Nobody could ever take his place.
He might reprimand them, but the next minute he’d have his hand on their shoulder telling them, “I’m telling you this for your own good,” and they really respected the man and I don’t think that ever anybody could take his place, because he held the confidence of the youth and we didn’t have near the vandalism then that we have now. I am not blaming the police, it’s no fault of theirs, but he was a wonderful man.
Question: Can you think of some particular instance that comes to mind?
Mrs. Buck: Well, I really can’t think of any one thing in particular, but I know one thing – that there was never a stranger that came to town that was here very many hours but that he knew who they were and what their business was in the town.

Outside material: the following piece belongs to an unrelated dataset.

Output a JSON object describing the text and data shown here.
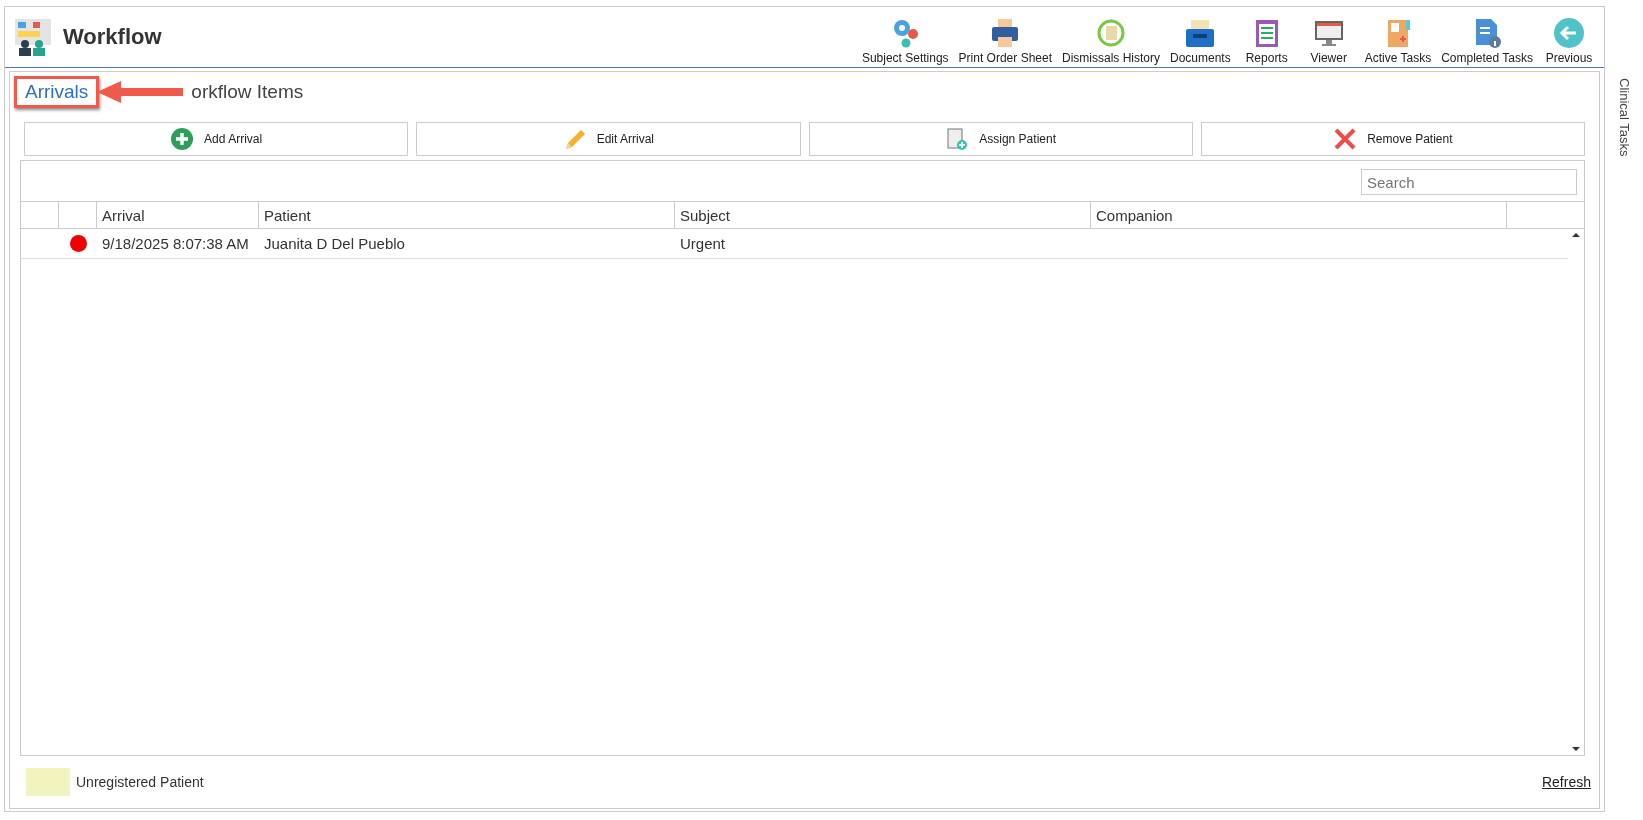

And I remember there was an article in some magazine about there was a bank robbery down in Orting and they had sent word to look out for these men and somebody said, “Well, if he’s in the vicinity, Tom Smith will get him!” And Tom Smith got him! I don’t know how, but he captured the man and different instances like that.
And he was also deputy sheriff. It was nothing for him to go way up in the mountains, you know, on the railroads, and bring somebody in and they always said he was just like the Northwest Mounted – he got his man. And he didn’t do any bragging about it. He was a very gentle man, but he did his duty.
My fond memory of him was how he managed to handle the young people and keep their confidence and yet he kept them in line. And I know one time of someone making a remark in front of the next Police Chief we had, “Well, if Tom Smith was here, that wouldn’t have happened!” And he said, “If I ever hear that again, I am going to throw them in jail! I am tired of hearing it!”
People did respect Tom Smith
An Interview with Mrs. John Buck (Iris Smith), Enumclaw, Washington
February 5, 1974.